## [MATERIAL PROVIDED]

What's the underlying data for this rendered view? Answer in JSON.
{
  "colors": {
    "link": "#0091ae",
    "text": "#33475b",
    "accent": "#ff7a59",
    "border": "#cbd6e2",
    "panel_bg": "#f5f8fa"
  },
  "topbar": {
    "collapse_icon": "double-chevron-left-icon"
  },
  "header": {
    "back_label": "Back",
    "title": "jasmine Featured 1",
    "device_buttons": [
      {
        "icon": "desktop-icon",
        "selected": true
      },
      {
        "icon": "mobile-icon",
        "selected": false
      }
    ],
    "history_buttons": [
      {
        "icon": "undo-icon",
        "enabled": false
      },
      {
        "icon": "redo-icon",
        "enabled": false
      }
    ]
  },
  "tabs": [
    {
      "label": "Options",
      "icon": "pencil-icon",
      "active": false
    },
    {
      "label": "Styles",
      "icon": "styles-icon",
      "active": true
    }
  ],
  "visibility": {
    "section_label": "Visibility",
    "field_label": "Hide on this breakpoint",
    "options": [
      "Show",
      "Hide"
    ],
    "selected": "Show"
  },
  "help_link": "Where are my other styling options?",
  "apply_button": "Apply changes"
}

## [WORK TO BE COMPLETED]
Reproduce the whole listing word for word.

## [ANSWER SECTION]
What's the underlying data for this rendered view? Answer in JSON.
{
  "colors": {
    "link": "#0091ae",
    "text": "#33475b",
    "accent": "#ff7a59",
    "border": "#cbd6e2",
    "panel_bg": "#f5f8fa"
  },
  "topbar": {
    "collapse_icon": "double-chevron-left-icon"
  },
  "header": {
    "back_label": "Back",
    "title": "jasmine Featured 1",
    "device_buttons": [
      {
        "icon": "desktop-icon",
        "selected": true
      },
      {
        "icon": "mobile-icon",
        "selected": false
      }
    ],
    "history_buttons": [
      {
        "icon": "undo-icon",
        "enabled": false
      },
      {
        "icon": "redo-icon",
        "enabled": false
      }
    ]
  },
  "tabs": [
    {
      "label": "Options",
      "icon": "pencil-icon",
      "active": false
    },
    {
      "label": "Styles",
      "icon": "styles-icon",
      "active": true
    }
  ],
  "visibility": {
    "section_label": "Visibility",
    "field_label": "Hide on this breakpoint",
    "options": [
      "Show",
      "Hide"
    ],
    "selected": "Show"
  },
  "help_link": "Where are my other styling options?",
  "apply_button": "Apply changes"
}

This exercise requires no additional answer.